I think tattoos are beautiful. They can be sexy, edgy, delicate, and just about any other adjective you can think of. In short, I think they look cool and I love them. That being said, the danger of having someone stick ink-laden needles into my body doesn't escape me. Especially now when, as reported by MindBodyGreen, tattoos can lead to an unhealthy liver.
Brooke Scheller, a functional medicine nutritionist at Integrative Wellness Group, works to seek "the root cause of a client's symptoms or chronic conditions through extensive analysis." When she got trained, she decided to get a full-body workup done for herself. What she found, though, wasn't good. "I thought I was living a healthy lifestyle, but my blood work revealed liver enzymes that were that of someone in liver failure. I was terrified," Scheller said.

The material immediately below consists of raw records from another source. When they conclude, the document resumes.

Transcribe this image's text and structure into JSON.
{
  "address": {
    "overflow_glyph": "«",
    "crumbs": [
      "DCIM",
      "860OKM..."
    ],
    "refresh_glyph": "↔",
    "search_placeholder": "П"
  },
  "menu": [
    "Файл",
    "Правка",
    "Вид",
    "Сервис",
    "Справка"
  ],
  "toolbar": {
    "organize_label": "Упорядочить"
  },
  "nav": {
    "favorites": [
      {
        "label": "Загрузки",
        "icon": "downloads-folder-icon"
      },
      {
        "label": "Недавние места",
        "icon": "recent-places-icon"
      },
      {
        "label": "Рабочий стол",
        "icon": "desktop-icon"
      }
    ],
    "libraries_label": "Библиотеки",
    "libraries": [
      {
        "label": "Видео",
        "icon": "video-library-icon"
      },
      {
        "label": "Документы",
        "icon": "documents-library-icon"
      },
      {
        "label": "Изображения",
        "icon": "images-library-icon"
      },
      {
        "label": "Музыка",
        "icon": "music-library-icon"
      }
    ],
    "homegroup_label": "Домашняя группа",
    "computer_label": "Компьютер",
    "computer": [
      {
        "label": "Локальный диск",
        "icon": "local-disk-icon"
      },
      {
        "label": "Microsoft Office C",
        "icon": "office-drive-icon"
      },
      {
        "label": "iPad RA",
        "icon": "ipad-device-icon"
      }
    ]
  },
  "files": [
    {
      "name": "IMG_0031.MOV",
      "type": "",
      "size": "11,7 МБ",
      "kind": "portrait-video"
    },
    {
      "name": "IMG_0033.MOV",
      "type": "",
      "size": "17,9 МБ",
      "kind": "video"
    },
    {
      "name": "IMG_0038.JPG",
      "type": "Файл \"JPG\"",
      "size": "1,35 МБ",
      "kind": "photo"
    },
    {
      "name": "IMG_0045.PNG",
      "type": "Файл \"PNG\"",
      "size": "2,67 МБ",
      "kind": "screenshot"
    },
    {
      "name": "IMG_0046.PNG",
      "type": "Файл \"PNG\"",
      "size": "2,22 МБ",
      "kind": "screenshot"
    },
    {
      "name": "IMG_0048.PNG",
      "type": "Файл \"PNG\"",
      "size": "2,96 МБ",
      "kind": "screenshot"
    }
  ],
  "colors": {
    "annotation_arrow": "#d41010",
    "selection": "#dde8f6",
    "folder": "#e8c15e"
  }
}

As it turns out, her liver was overburdened as a result of the number of tattoos she had on her body (we've only heard of those side-effects from alcohol, not art).
"Exposure to these metals and toxins can place an extreme burden on the liver and the other detox organs," explains Scheller. "Studies show that the polycyclic aromatic hydrocarbons have been found stored in the lymph nodes of tattooed people causing them to actually turn black. Many of the heavy metals, like lead and mercury, are also considered to be neurotoxins that can affect cognitive function and cause brain fog, fatigue, and many other symptoms. While the damage of these toxins individually to our health is well-studied, the research on the long-term effects of tattoos is still in its infancy."
>Scary, right? Especially with the popularity of microblading, more than ever people are going under the tattoo needle. So if you choose to get a tattoo, make sure to communicate with the artist to make sure they're using safe, nontoxic products. There are natural inks out there (some tattoo artists use vegetable-based pigment), but not every shop has them on hand. You may have to call ahead and have them order the ink before your appointment. Of course, as always, make sure to speak with a medical professional before committing to anything.
>Next up: I paid Kendall Jenner's tattoo artist $450 for a tiny tattoo—was it worth it?